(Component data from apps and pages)

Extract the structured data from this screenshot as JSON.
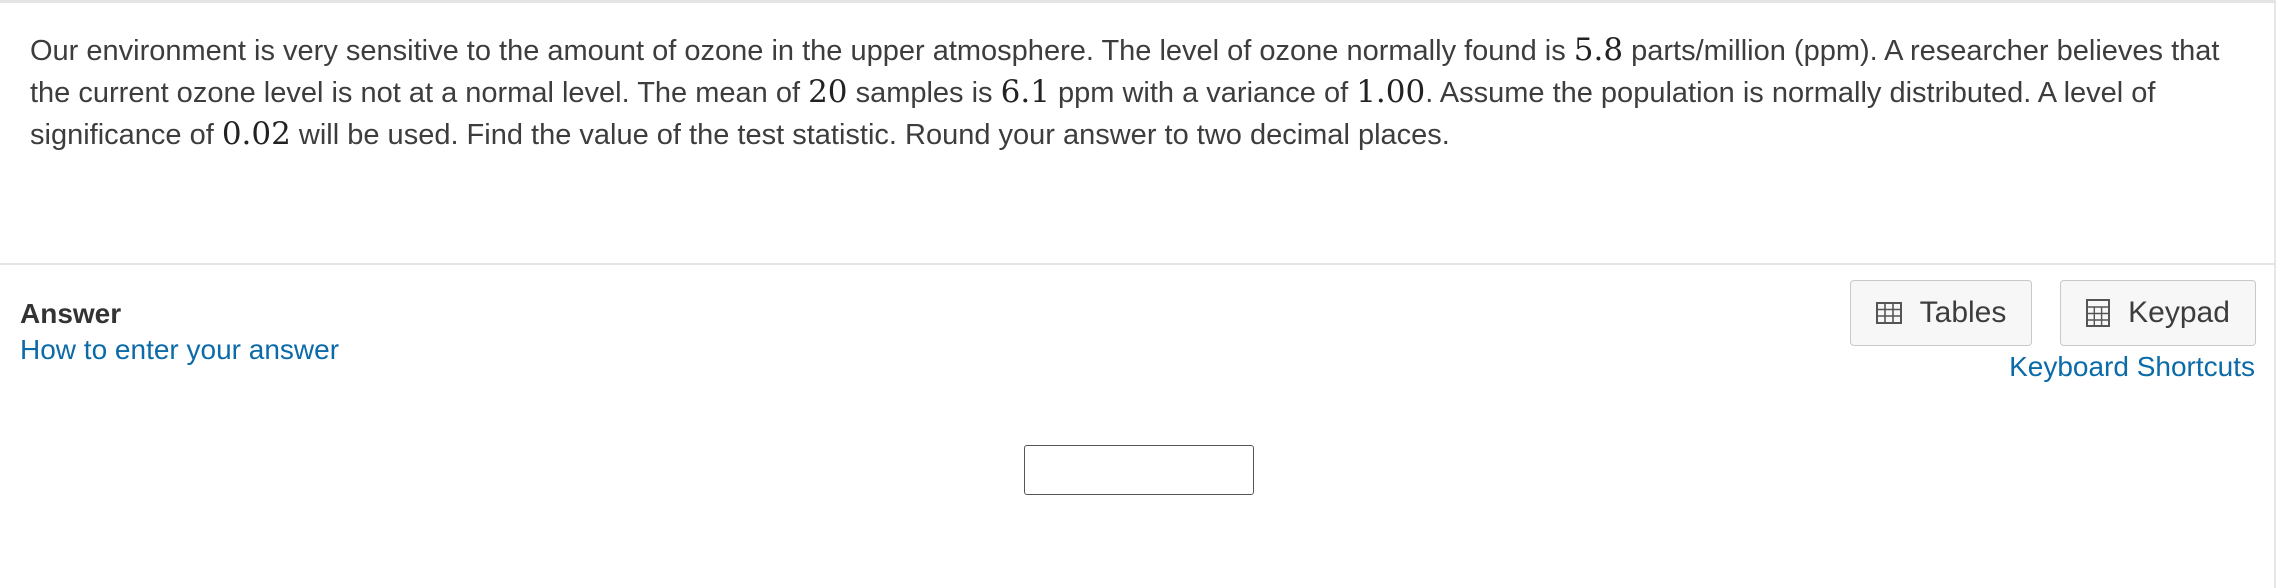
{
  "question": {
    "t1": "Our environment is very sensitive to the amount of ozone in the upper atmosphere. The level of ozone normally found is ",
    "v1": "5.8",
    "t2": " parts/million (ppm). A researcher believes that the current ozone level is not at a normal level. The mean of ",
    "v2": "20",
    "t3": " samples is ",
    "v3": "6.1",
    "t4": " ppm with a variance of ",
    "v4": "1.00",
    "t5": ". Assume the population is normally distributed. A level of significance of ",
    "v5": "0.02",
    "t6": " will be used. Find the value of the test statistic. Round your answer to two decimal places."
  },
  "answer": {
    "label": "Answer",
    "how_to_link": "How to enter your answer",
    "input_value": ""
  },
  "toolbar": {
    "tables_label": "Tables",
    "keypad_label": "Keypad",
    "shortcuts_link": "Keyboard Shortcuts"
  },
  "icons": {
    "tables": "table-grid-icon",
    "keypad": "calculator-keypad-icon"
  },
  "colors": {
    "link": "#0b6aa8",
    "text": "#3d3d3d",
    "button_bg": "#f7f7f7",
    "border": "#c9c9c9"
  }
}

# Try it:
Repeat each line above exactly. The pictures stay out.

# Exercise solution:
Extract the structured data from this screenshot as JSON.
{
  "question": {
    "t1": "Our environment is very sensitive to the amount of ozone in the upper atmosphere. The level of ozone normally found is ",
    "v1": "5.8",
    "t2": " parts/million (ppm). A researcher believes that the current ozone level is not at a normal level. The mean of ",
    "v2": "20",
    "t3": " samples is ",
    "v3": "6.1",
    "t4": " ppm with a variance of ",
    "v4": "1.00",
    "t5": ". Assume the population is normally distributed. A level of significance of ",
    "v5": "0.02",
    "t6": " will be used. Find the value of the test statistic. Round your answer to two decimal places."
  },
  "answer": {
    "label": "Answer",
    "how_to_link": "How to enter your answer",
    "input_value": ""
  },
  "toolbar": {
    "tables_label": "Tables",
    "keypad_label": "Keypad",
    "shortcuts_link": "Keyboard Shortcuts"
  },
  "icons": {
    "tables": "table-grid-icon",
    "keypad": "calculator-keypad-icon"
  },
  "colors": {
    "link": "#0b6aa8",
    "text": "#3d3d3d",
    "button_bg": "#f7f7f7",
    "border": "#c9c9c9"
  }
}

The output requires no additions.